→ **What the task asks**
What you return must match the records character for character.

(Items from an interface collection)
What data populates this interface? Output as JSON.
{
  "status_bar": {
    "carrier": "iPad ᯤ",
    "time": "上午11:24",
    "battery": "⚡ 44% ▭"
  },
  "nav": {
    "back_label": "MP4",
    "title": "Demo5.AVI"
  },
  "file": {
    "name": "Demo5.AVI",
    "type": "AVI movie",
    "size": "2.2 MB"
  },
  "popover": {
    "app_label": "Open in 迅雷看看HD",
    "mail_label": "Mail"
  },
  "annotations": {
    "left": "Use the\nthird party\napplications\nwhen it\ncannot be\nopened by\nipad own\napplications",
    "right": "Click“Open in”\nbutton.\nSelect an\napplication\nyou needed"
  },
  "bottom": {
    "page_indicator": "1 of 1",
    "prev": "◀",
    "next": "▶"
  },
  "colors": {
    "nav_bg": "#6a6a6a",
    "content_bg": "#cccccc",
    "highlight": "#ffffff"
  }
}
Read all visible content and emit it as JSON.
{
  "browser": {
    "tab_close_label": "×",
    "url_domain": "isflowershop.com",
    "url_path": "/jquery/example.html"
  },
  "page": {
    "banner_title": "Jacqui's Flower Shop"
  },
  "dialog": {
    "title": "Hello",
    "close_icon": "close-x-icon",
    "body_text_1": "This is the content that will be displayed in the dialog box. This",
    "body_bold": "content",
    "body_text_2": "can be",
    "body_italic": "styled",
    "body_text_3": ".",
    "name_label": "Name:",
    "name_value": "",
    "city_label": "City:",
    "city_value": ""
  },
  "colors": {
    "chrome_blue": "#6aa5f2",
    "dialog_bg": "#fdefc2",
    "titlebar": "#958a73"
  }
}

→ **Answer for the task**
What data populates this interface? Output as JSON.
{
  "status_bar": {
    "carrier": "iPad ᯤ",
    "time": "上午11:24",
    "battery": "⚡ 44% ▭"
  },
  "nav": {
    "back_label": "MP4",
    "title": "Demo5.AVI"
  },
  "file": {
    "name": "Demo5.AVI",
    "type": "AVI movie",
    "size": "2.2 MB"
  },
  "popover": {
    "app_label": "Open in 迅雷看看HD",
    "mail_label": "Mail"
  },
  "annotations": {
    "left": "Use the\nthird party\napplications\nwhen it\ncannot be\nopened by\nipad own\napplications",
    "right": "Click“Open in”\nbutton.\nSelect an\napplication\nyou needed"
  },
  "bottom": {
    "page_indicator": "1 of 1",
    "prev": "◀",
    "next": "▶"
  },
  "colors": {
    "nav_bg": "#6a6a6a",
    "content_bg": "#cccccc",
    "highlight": "#ffffff"
  }
}
Read all visible content and emit it as JSON.
{
  "browser": {
    "tab_close_label": "×",
    "url_domain": "isflowershop.com",
    "url_path": "/jquery/example.html"
  },
  "page": {
    "banner_title": "Jacqui's Flower Shop"
  },
  "dialog": {
    "title": "Hello",
    "close_icon": "close-x-icon",
    "body_text_1": "This is the content that will be displayed in the dialog box. This",
    "body_bold": "content",
    "body_text_2": "can be",
    "body_italic": "styled",
    "body_text_3": ".",
    "name_label": "Name:",
    "name_value": "",
    "city_label": "City:",
    "city_value": ""
  },
  "colors": {
    "chrome_blue": "#6aa5f2",
    "dialog_bg": "#fdefc2",
    "titlebar": "#958a73"
  }
}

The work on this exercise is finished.